An international team of astronomers, including those from the University of Tokyo and the National Astronomical Observatory of Japan, have discovered 39 massive galaxies thought to have been actively forming stars over 11 billion years ago.
The galaxies are believed to be the ancestors of massive elliptical galaxies existing now. The discovery is expected to reveal previously unknown details about how the universe and galaxies were formed.
The discovery was published in the online edition of the British science journal Nature on Thursday.
The team, including University of Tokyo professor Kotaro Kono and NAOJ researcher Tao Wang, discovered the galaxies using the Atacama Large Millimeter/submillimeter Array (ALMA) telescope in Chile.
The astronomers initially discovered 63 objects using NASA’s Spitzer Space Telescope that were undetected by the Hubble Space Telescope.
After examining submillimeter-wave emissions using the ALMA telescope, the team found that 39 of the 63 objects were active star-forming galaxies, located over 11 billion light-years away.
In the present universe, they are believed to have become massive elliptical galaxies roughly a trillion times larger than the mass of the sun, according to the astronomers.
No significant theories for the evolution of the universe have predicted such an abundant population of star-forming massive galaxies, the astronomers said.
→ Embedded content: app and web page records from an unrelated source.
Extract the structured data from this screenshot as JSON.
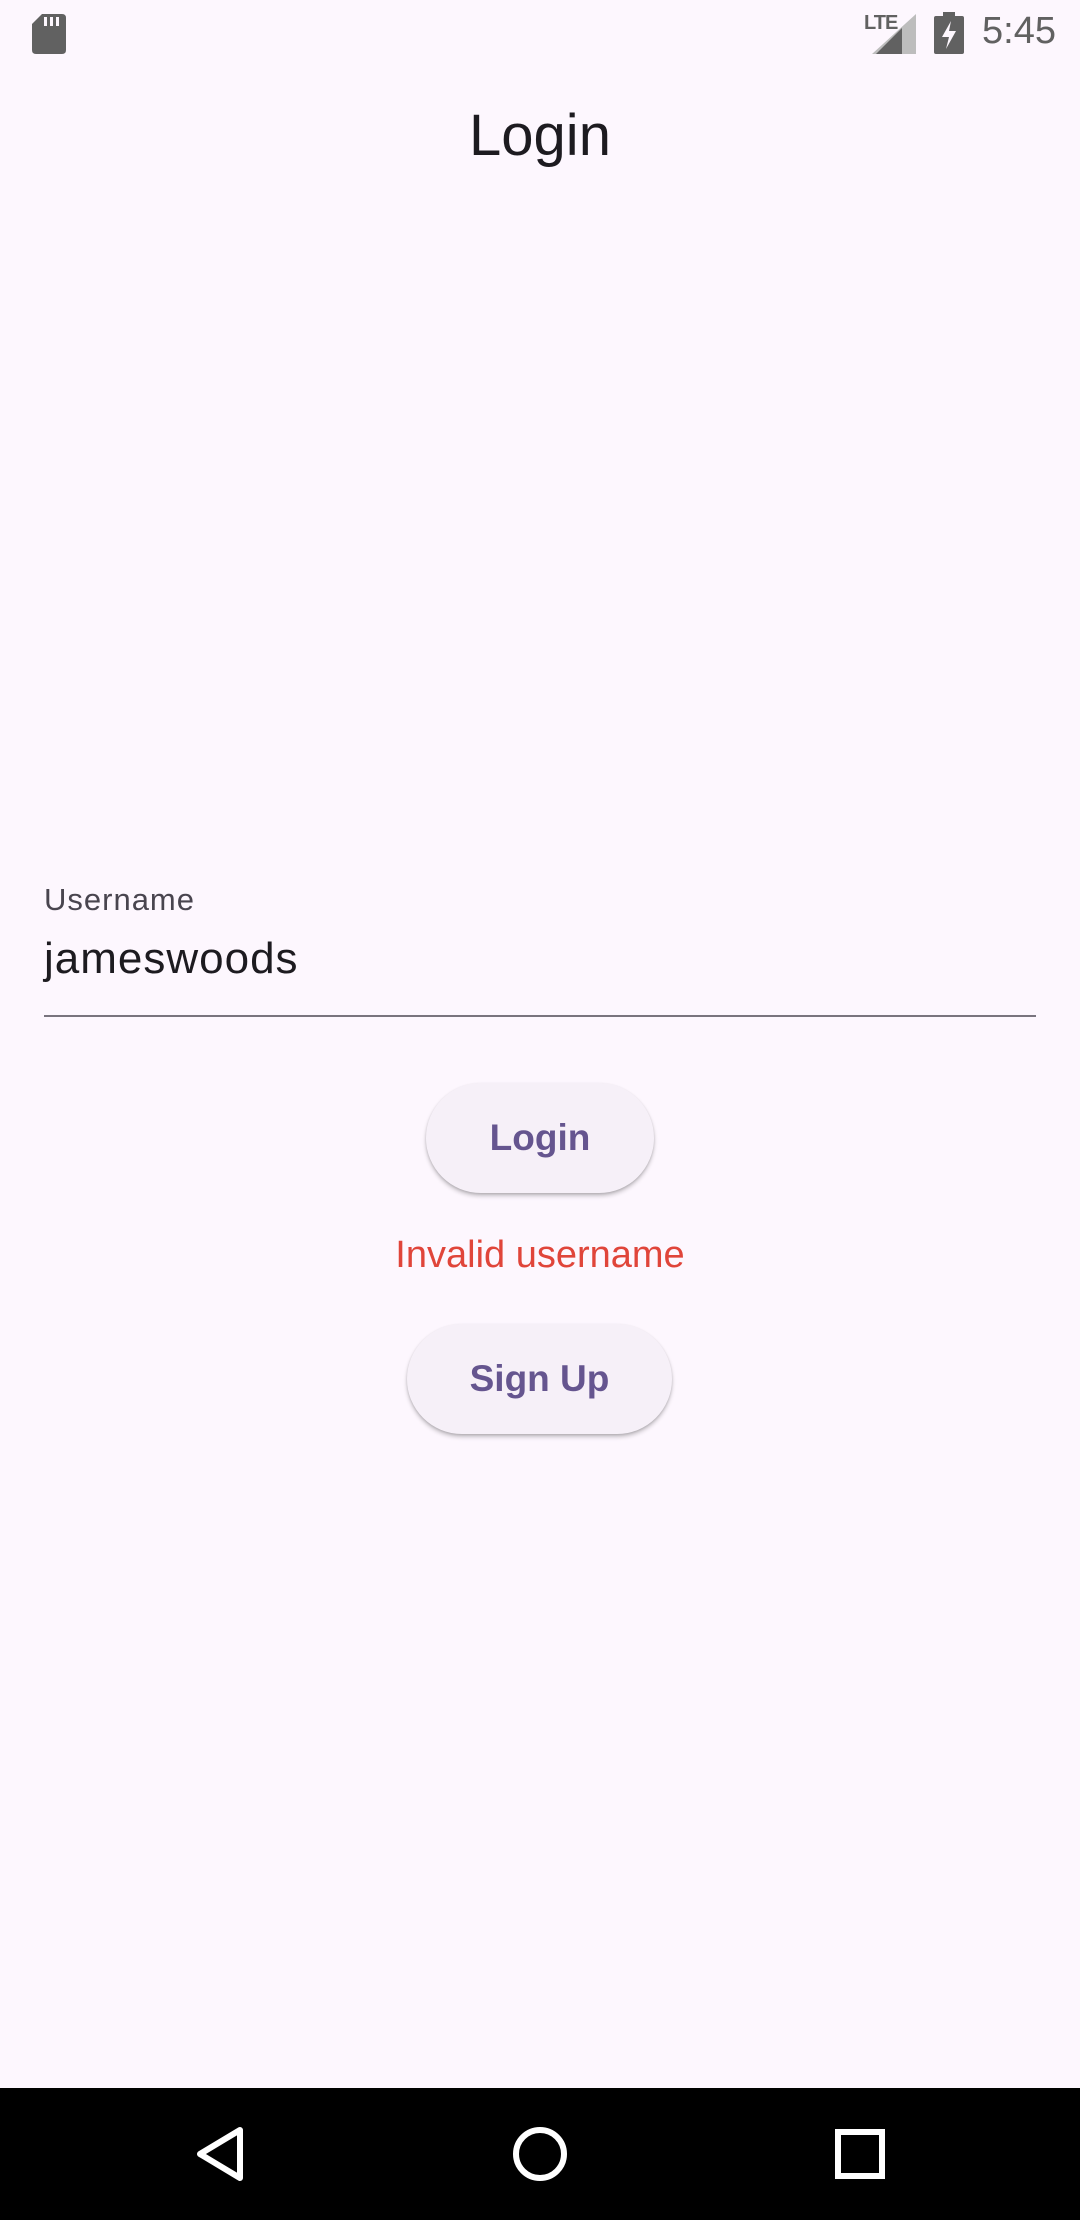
{
  "status_bar": {
    "network": "LTE",
    "time": "5:45",
    "icons": [
      "sd-card-icon",
      "signal-icon",
      "battery-charging-icon"
    ]
  },
  "app_bar": {
    "title": "Login"
  },
  "form": {
    "username_label": "Username",
    "username_value": "jameswoods"
  },
  "actions": {
    "login_label": "Login",
    "error_message": "Invalid username",
    "signup_label": "Sign Up"
  },
  "nav_bar": {
    "icons": [
      "back-icon",
      "home-icon",
      "recents-icon"
    ]
  },
  "colors": {
    "background": "#FDF7FE",
    "button_text": "#65558F",
    "button_fill": "#F6F0F8",
    "error": "#E0453A",
    "title_text": "#1D1B20",
    "underline": "#79747E"
  }
}
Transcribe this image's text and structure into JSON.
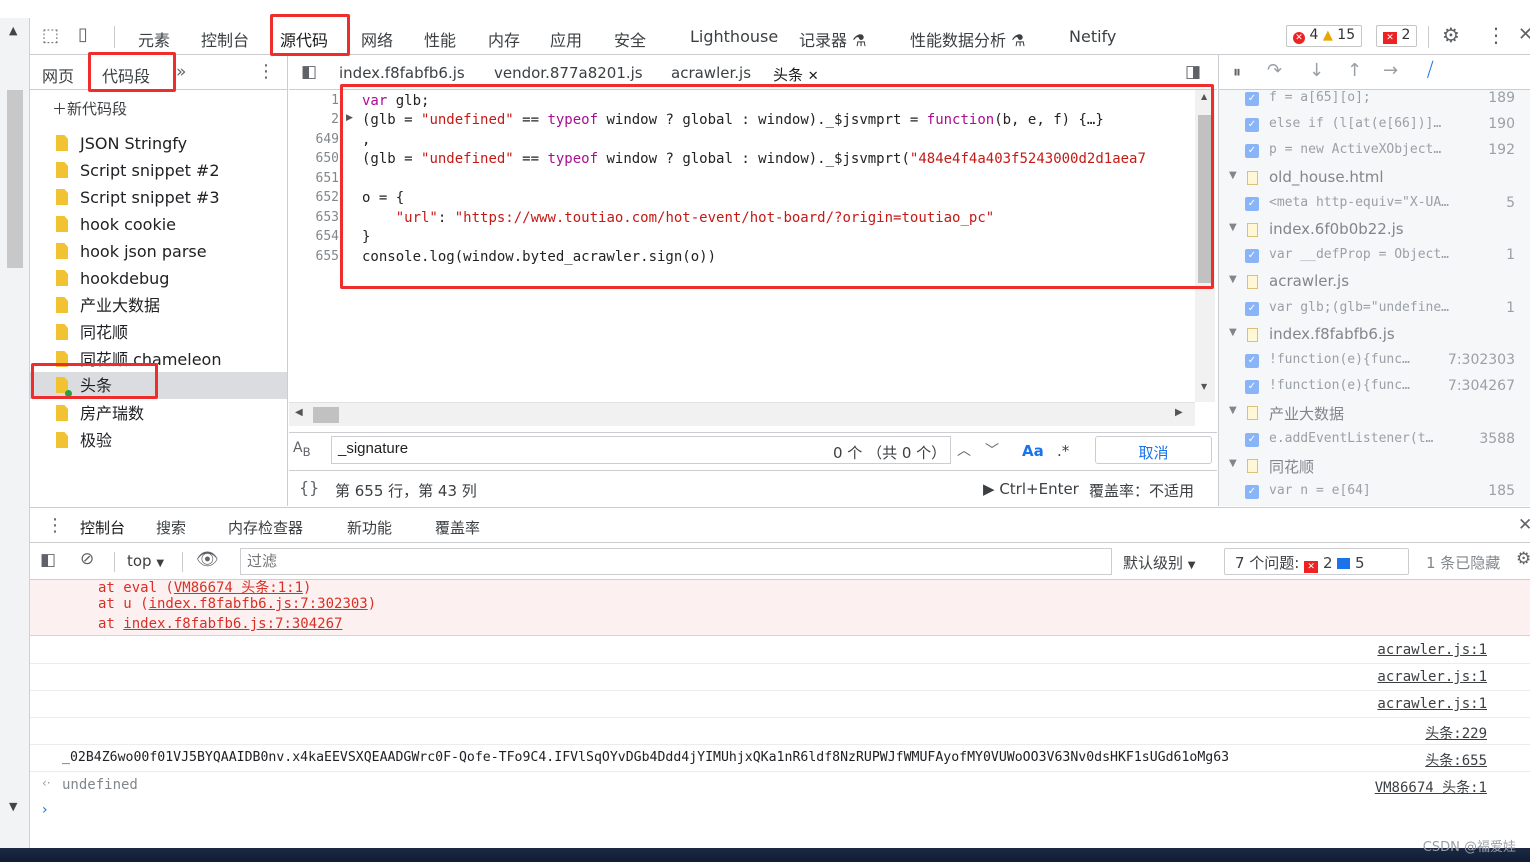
{
  "toolbar": {
    "tabs": [
      "元素",
      "控制台",
      "源代码",
      "网络",
      "性能",
      "内存",
      "应用",
      "安全",
      "Lighthouse",
      "记录器",
      "性能数据分析",
      "Netify"
    ],
    "errors": "4",
    "warnings": "15",
    "issues": "2"
  },
  "navigator": {
    "tabs": [
      "网页",
      "代码段"
    ],
    "new_snippet": "新代码段",
    "snippets": [
      "JSON Stringfy",
      "Script snippet #2",
      "Script snippet #3",
      "hook cookie",
      "hook json parse",
      "hookdebug",
      "产业大数据",
      "同花顺",
      "同花顺 chameleon",
      "头条",
      "房产瑞数",
      "极验"
    ]
  },
  "editor": {
    "tabs": [
      "index.f8fabfb6.js",
      "vendor.877a8201.js",
      "acrawler.js",
      "头条"
    ],
    "line_numbers": [
      "1",
      "2",
      "649",
      "650",
      "651",
      "652",
      "653",
      "654",
      "655"
    ]
  },
  "search": {
    "value": "_signature",
    "count": "0 个 （共 0 个）",
    "case_label": "Aa",
    "regex_label": ".*",
    "cancel": "取消"
  },
  "status": {
    "position": "第 655 行，第 43 列",
    "run": "Ctrl+Enter",
    "coverage": "覆盖率：不适用"
  },
  "breakpoints": {
    "rows": [
      {
        "kind": "bp",
        "text": "f = a[65][o];",
        "line": "189"
      },
      {
        "kind": "bp",
        "text": "else if (l[at(e[66])]…",
        "line": "190"
      },
      {
        "kind": "bp",
        "text": "p = new ActiveXObject…",
        "line": "192"
      },
      {
        "kind": "file",
        "text": "old_house.html"
      },
      {
        "kind": "bp",
        "text": "<meta http-equiv=\"X-UA…",
        "line": "5"
      },
      {
        "kind": "file",
        "text": "index.6f0b0b22.js"
      },
      {
        "kind": "bp",
        "text": "var __defProp = Object…",
        "line": "1"
      },
      {
        "kind": "file",
        "text": "acrawler.js"
      },
      {
        "kind": "bp",
        "text": "var glb;(glb=\"undefine…",
        "line": "1"
      },
      {
        "kind": "file",
        "text": "index.f8fabfb6.js"
      },
      {
        "kind": "bp",
        "text": "!function(e){func…",
        "line": "7:302303"
      },
      {
        "kind": "bp",
        "text": "!function(e){func…",
        "line": "7:304267"
      },
      {
        "kind": "file",
        "text": "产业大数据"
      },
      {
        "kind": "bp",
        "text": "e.addEventListener(t…",
        "line": "3588"
      },
      {
        "kind": "file",
        "text": "同花顺"
      },
      {
        "kind": "bp",
        "text": "var n = e[64]",
        "line": "185"
      }
    ]
  },
  "drawer": {
    "tabs": [
      "控制台",
      "搜索",
      "内存检查器",
      "新功能",
      "覆盖率"
    ]
  },
  "console_toolbar": {
    "context": "top",
    "filter_placeholder": "过滤",
    "level": "默认级别",
    "issues_label": "7 个问题:",
    "issues_errors": "2",
    "issues_info": "5",
    "hidden": "1 条已隐藏"
  },
  "console": {
    "error_lines": [
      {
        "prefix": "at eval (",
        "link": "VM86674 头条:1:1",
        "suffix": ")"
      },
      {
        "prefix": "at u (",
        "link": "index.f8fabfb6.js:7:302303",
        "suffix": ")"
      },
      {
        "prefix": "at ",
        "link": "index.f8fabfb6.js:7:304267",
        "suffix": ""
      }
    ],
    "rows": [
      {
        "msg": "",
        "src": "acrawler.js:1"
      },
      {
        "msg": "",
        "src": "acrawler.js:1"
      },
      {
        "msg": "",
        "src": "acrawler.js:1"
      },
      {
        "msg": "",
        "src": "头条:229"
      },
      {
        "msg": "_02B4Z6wo00f01VJ5BYQAAIDB0nv.x4kaEEVSXQEAADGWrc0F-Qofe-TFo9C4.IFVlSqOYvDGb4Ddd4jYIMUhjxQKa1nR6ldf8NzRUPWJfWMUFAyofMY0VUWoOO3V63Nv0dsHKF1sUGd61oMg63",
        "src": "头条:655"
      },
      {
        "msg": "undefined",
        "src": "VM86674 头条:1"
      }
    ]
  },
  "watermark": "CSDN @福爱娃"
}
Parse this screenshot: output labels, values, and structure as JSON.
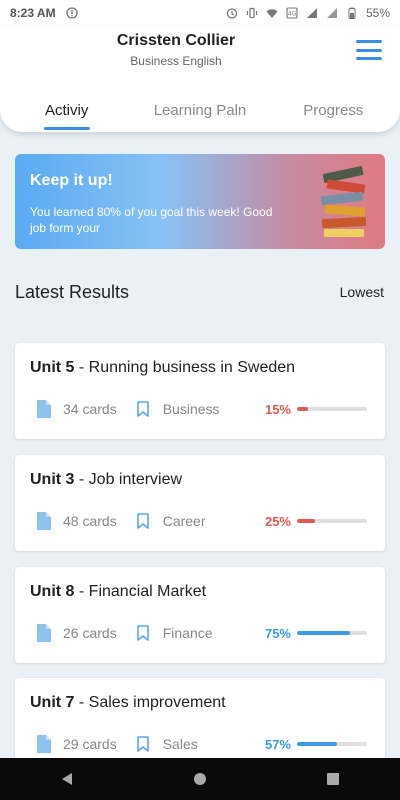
{
  "status_bar": {
    "time": "8:23 AM",
    "battery": "55%"
  },
  "header": {
    "name": "Crissten Collier",
    "subtitle": "Business English",
    "tabs": [
      {
        "label": "Activiy",
        "active": true
      },
      {
        "label": "Learning Paln",
        "active": false
      },
      {
        "label": "Progress",
        "active": false
      }
    ]
  },
  "promo": {
    "title": "Keep it up!",
    "message": "You learned 80% of you goal this week! Good job form your"
  },
  "results": {
    "title": "Latest Results",
    "sort_label": "Lowest",
    "items": [
      {
        "unit": "Unit 5",
        "name": " - Running business in Sweden",
        "cards": "34 cards",
        "category": "Business",
        "percent_label": "15%",
        "percent": 15,
        "color": "#e05a5a"
      },
      {
        "unit": "Unit 3",
        "name": " - Job interview",
        "cards": "48 cards",
        "category": "Career",
        "percent_label": "25%",
        "percent": 25,
        "color": "#e05a5a"
      },
      {
        "unit": "Unit 8",
        "name": " - Financial Market",
        "cards": "26 cards",
        "category": "Finance",
        "percent_label": "75%",
        "percent": 75,
        "color": "#3d9be0"
      },
      {
        "unit": "Unit 7",
        "name": " - Sales improvement",
        "cards": "29 cards",
        "category": "Sales",
        "percent_label": "57%",
        "percent": 57,
        "color": "#3d9be0"
      }
    ]
  },
  "colors": {
    "accent": "#3d8fe0",
    "low": "#e05a5a",
    "high": "#3d9be0"
  }
}
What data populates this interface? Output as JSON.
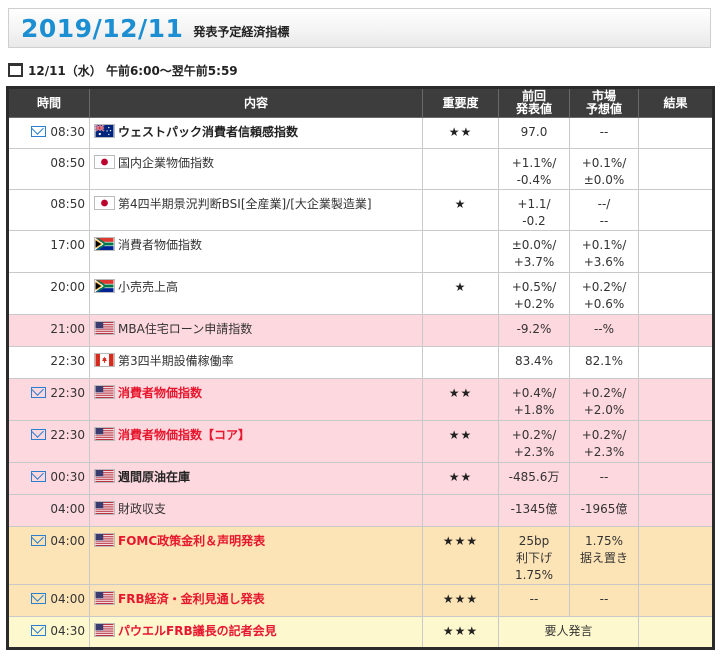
{
  "header": {
    "date": "2019/12/11",
    "subtitle": "発表予定経済指標"
  },
  "dayline": {
    "text": "12/11（水） 午前6:00～翌午前5:59"
  },
  "columns": {
    "time": "時間",
    "content": "内容",
    "importance": "重要度",
    "previous_l1": "前回",
    "previous_l2": "発表値",
    "forecast_l1": "市場",
    "forecast_l2": "予想値",
    "result": "結果"
  },
  "rows": [
    {
      "time": "08:30",
      "mail": true,
      "flag": "australia-flag-icon",
      "name": "ウェストパック消費者信頼感指数",
      "style": "bold",
      "bg": "white",
      "stars": "★★",
      "prev1": "97.0",
      "prev2": "",
      "prev3": "",
      "fore1": "--",
      "fore2": "",
      "result": ""
    },
    {
      "time": "08:50",
      "mail": false,
      "flag": "japan-flag-icon",
      "name": "国内企業物価指数",
      "style": "normal",
      "bg": "white",
      "stars": "",
      "prev1": "+1.1%/",
      "prev2": "-0.4%",
      "prev3": "",
      "fore1": "+0.1%/",
      "fore2": "±0.0%",
      "result": ""
    },
    {
      "time": "08:50",
      "mail": false,
      "flag": "japan-flag-icon",
      "name": "第4四半期景況判断BSI[全産業]/[大企業製造業]",
      "style": "normal",
      "bg": "white",
      "stars": "★",
      "prev1": "+1.1/",
      "prev2": "-0.2",
      "prev3": "",
      "fore1": "--/",
      "fore2": "--",
      "result": ""
    },
    {
      "time": "17:00",
      "mail": false,
      "flag": "south-africa-flag-icon",
      "name": "消費者物価指数",
      "style": "normal",
      "bg": "white",
      "stars": "",
      "prev1": "±0.0%/",
      "prev2": "+3.7%",
      "prev3": "",
      "fore1": "+0.1%/",
      "fore2": "+3.6%",
      "result": ""
    },
    {
      "time": "20:00",
      "mail": false,
      "flag": "south-africa-flag-icon",
      "name": "小売売上高",
      "style": "normal",
      "bg": "white",
      "stars": "★",
      "prev1": "+0.5%/",
      "prev2": "+0.2%",
      "prev3": "",
      "fore1": "+0.2%/",
      "fore2": "+0.6%",
      "result": ""
    },
    {
      "time": "21:00",
      "mail": false,
      "flag": "usa-flag-icon",
      "name": "MBA住宅ローン申請指数",
      "style": "normal",
      "bg": "pink",
      "stars": "",
      "prev1": "-9.2%",
      "prev2": "",
      "prev3": "",
      "fore1": "--%",
      "fore2": "",
      "result": ""
    },
    {
      "time": "22:30",
      "mail": false,
      "flag": "canada-flag-icon",
      "name": "第3四半期設備稼働率",
      "style": "normal",
      "bg": "white",
      "stars": "",
      "prev1": "83.4%",
      "prev2": "",
      "prev3": "",
      "fore1": "82.1%",
      "fore2": "",
      "result": ""
    },
    {
      "time": "22:30",
      "mail": true,
      "flag": "usa-flag-icon",
      "name": "消費者物価指数",
      "style": "red",
      "bg": "pink",
      "stars": "★★",
      "prev1": "+0.4%/",
      "prev2": "+1.8%",
      "prev3": "",
      "fore1": "+0.2%/",
      "fore2": "+2.0%",
      "result": ""
    },
    {
      "time": "22:30",
      "mail": true,
      "flag": "usa-flag-icon",
      "name": "消費者物価指数【コア】",
      "style": "red",
      "bg": "pink",
      "stars": "★★",
      "prev1": "+0.2%/",
      "prev2": "+2.3%",
      "prev3": "",
      "fore1": "+0.2%/",
      "fore2": "+2.3%",
      "result": ""
    },
    {
      "time": "00:30",
      "mail": true,
      "flag": "usa-flag-icon",
      "name": "週間原油在庫",
      "style": "bold",
      "bg": "pink",
      "stars": "★★",
      "prev1": "-485.6万",
      "prev2": "",
      "prev3": "",
      "fore1": "--",
      "fore2": "",
      "result": ""
    },
    {
      "time": "04:00",
      "mail": false,
      "flag": "usa-flag-icon",
      "name": "財政収支",
      "style": "normal",
      "bg": "pink",
      "stars": "",
      "prev1": "-1345億",
      "prev2": "",
      "prev3": "",
      "fore1": "-1965億",
      "fore2": "",
      "result": ""
    },
    {
      "time": "04:00",
      "mail": true,
      "flag": "usa-flag-icon",
      "name": "FOMC政策金利＆声明発表",
      "style": "red",
      "bg": "orange",
      "stars": "★★★",
      "prev1": "25bp",
      "prev2": "利下げ",
      "prev3": "1.75%",
      "fore1": "1.75%",
      "fore2": "据え置き",
      "result": ""
    },
    {
      "time": "04:00",
      "mail": true,
      "flag": "usa-flag-icon",
      "name": "FRB経済・金利見通し発表",
      "style": "red",
      "bg": "orange",
      "stars": "★★★",
      "prev1": "--",
      "prev2": "",
      "prev3": "",
      "fore1": "--",
      "fore2": "",
      "result": ""
    },
    {
      "time": "04:30",
      "mail": true,
      "flag": "usa-flag-icon",
      "name": "パウエルFRB議長の記者会見",
      "style": "red",
      "bg": "yellow",
      "stars": "★★★",
      "merged": "要人発言",
      "result": ""
    }
  ],
  "colors": {
    "title": "#1c8fd3",
    "header_bg": "#3d3d3d",
    "pink_row": "#fed8df",
    "orange_row": "#fde4b6",
    "yellow_row": "#fef8ce",
    "red_text": "#e6172e",
    "mail_icon": "#2a7fd0"
  }
}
“We’d like to cooperate with theorists to resolve why there was such a discrepancy (between theory and reality),” Kono said.